India unveiled a new draft broadcasting law on Friday that extends its reach to streaming giants such as Netflix, Disney, and Amazon. The proposed legislation calls for the establishment of individual Content Evaluation Committees (CECs) and aims to bring about a robust framework for self-regulation in the sector.
India, a key market for streaming services, is poised to witness substantial growth, with the sector projected to reach $7 billion by 2027, according to Media Partners Asia. The increasing popularity of platforms like Netflix and Amazon has not been without controversy, as some online shows featuring top Bollywood stars have faced criticism from lawmakers and the public for scenes deemed vulgar or offensive to religious sentiments.
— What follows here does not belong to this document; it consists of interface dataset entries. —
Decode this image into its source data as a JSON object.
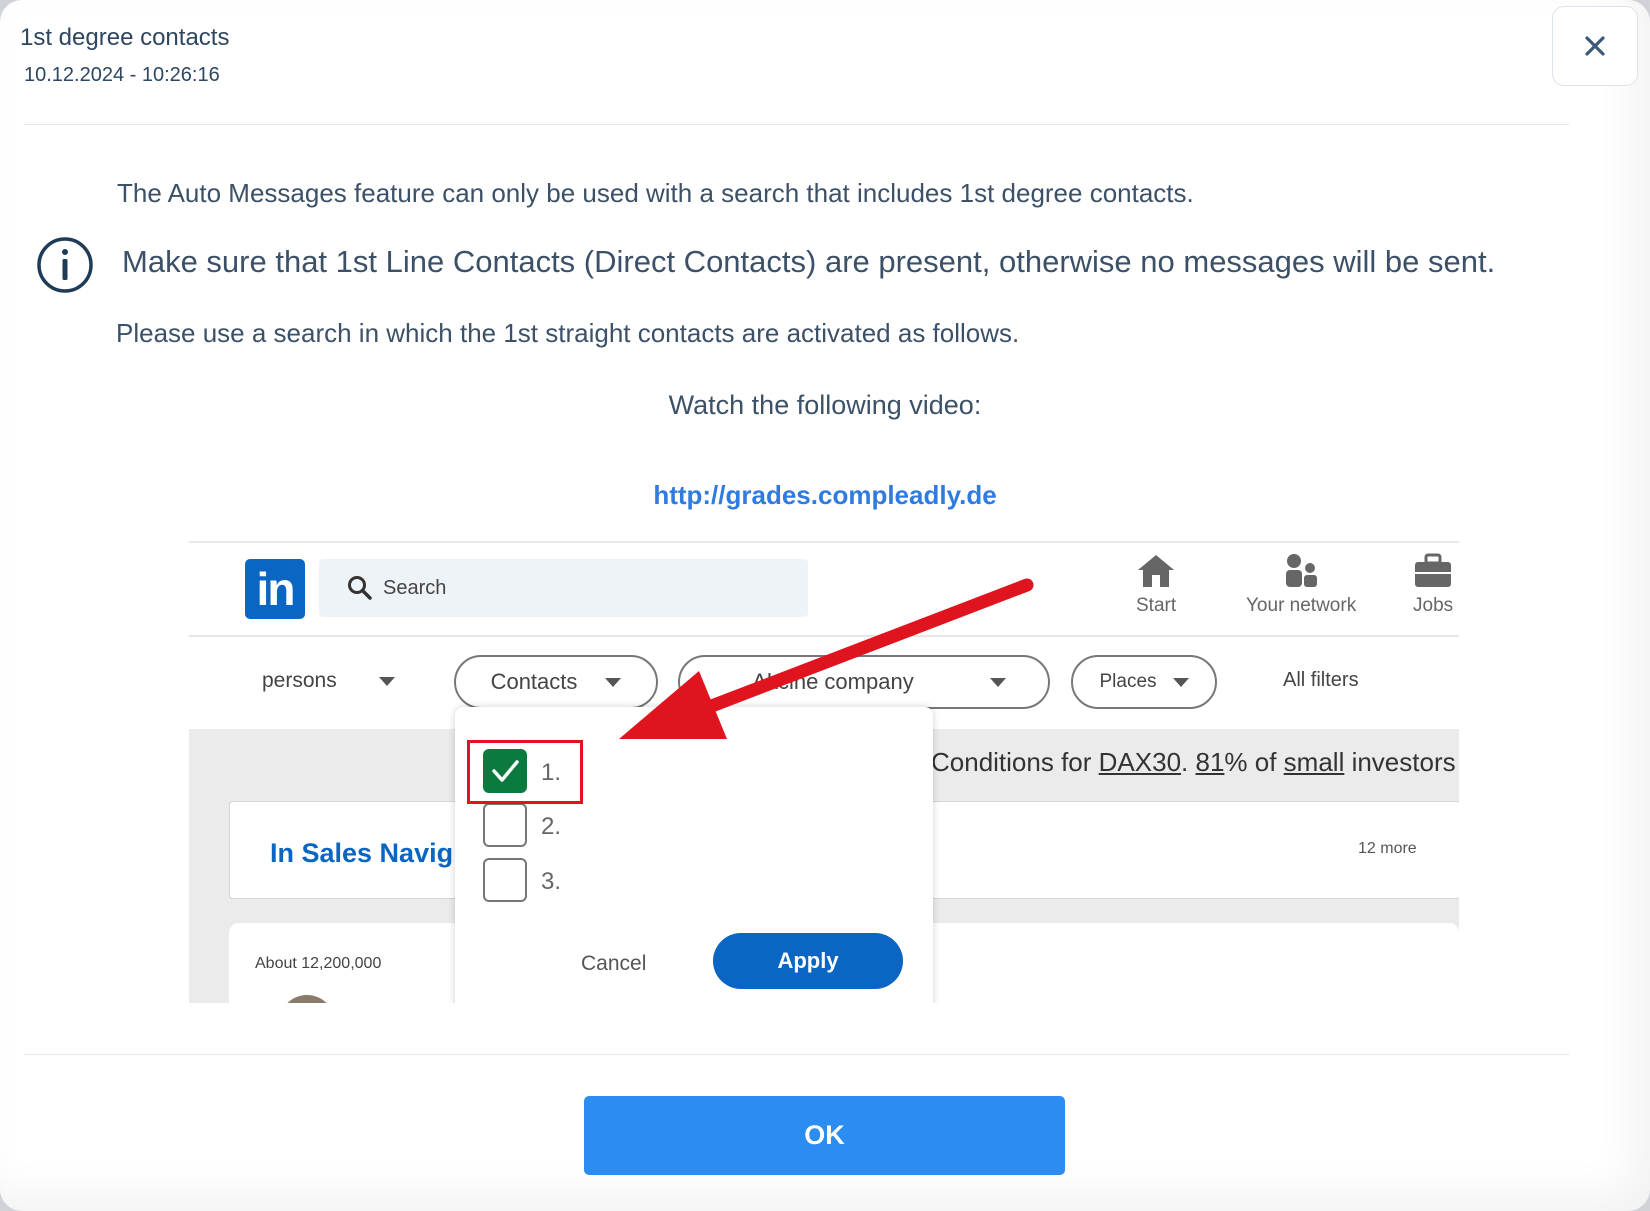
{
  "header": {
    "title": "1st degree contacts",
    "timestamp": "10.12.2024 - 10:26:16"
  },
  "body": {
    "line1": "The Auto Messages feature can only be used with a search that includes 1st degree contacts.",
    "line2": "Make sure that 1st Line Contacts (Direct Contacts) are present, otherwise no messages will be sent.",
    "line3": "Please use a search in which the 1st straight contacts are activated as follows.",
    "video_label": "Watch the following video:",
    "link": "http://grades.compleadly.de"
  },
  "screenshot": {
    "logo": "in",
    "search_placeholder": "Search",
    "nav": {
      "start": "Start",
      "network": "Your network",
      "jobs": "Jobs"
    },
    "filters": {
      "persons": "persons",
      "contacts": "Contacts",
      "company": "Akcine company",
      "places": "Places",
      "all_filters": "All filters"
    },
    "conditions_prefix": "Conditions for ",
    "conditions_dax": "DAX30",
    "conditions_mid": ". ",
    "conditions_pct": "81",
    "conditions_suffix": "% of ",
    "conditions_small": "small",
    "conditions_end": " investors",
    "sales_nav": "In Sales Navig",
    "more": "12 more",
    "about": "About 12,200,000",
    "options": [
      {
        "label": "1.",
        "checked": true
      },
      {
        "label": "2.",
        "checked": false
      },
      {
        "label": "3.",
        "checked": false
      }
    ],
    "cancel": "Cancel",
    "apply": "Apply"
  },
  "footer": {
    "ok": "OK"
  },
  "icons": {
    "close": "close-icon",
    "info": "info-circle-icon",
    "search": "search-icon",
    "home": "home-icon",
    "network": "people-icon",
    "jobs": "briefcase-icon",
    "check": "checkmark-icon",
    "arrow": "red-arrow-annotation"
  },
  "colors": {
    "text": "#3c5168",
    "link": "#2f7be0",
    "ok_button": "#2b8cf2",
    "linkedin_blue": "#0a66c2",
    "checked_green": "#0b7a3e",
    "annotation_red": "#e0141e"
  }
}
Anurag Thakur, the Minister for Information and Broadcasting, emphasized the significance of the Content Evaluation Committees as a pivotal aspect of the new law. “Setting up Content Evaluation Committees by each broadcaster is among the key innovations in this legislation. It will pave the way for robust self-regulation,” stated Minister Thakur during the announcement.
According to the draft law document, which is now open for public consultation for a period of 30 days, every broadcaster or broadcasting network operator is mandated to establish a Content Evaluation Committee. The committee is expected to comprise members from various social groups, ensuring diverse perspectives in the evaluation process.
This move aligns with the government’s efforts to strike a balance between creative freedom and responsible content creation, addressing concerns about content that may be deemed culturally insensitive or offensive. The draft law signifies a proactive step towards fostering a regulatory environment that fosters the growth of the streaming industry while maintaining cultural sensitivities and adhering to community standards.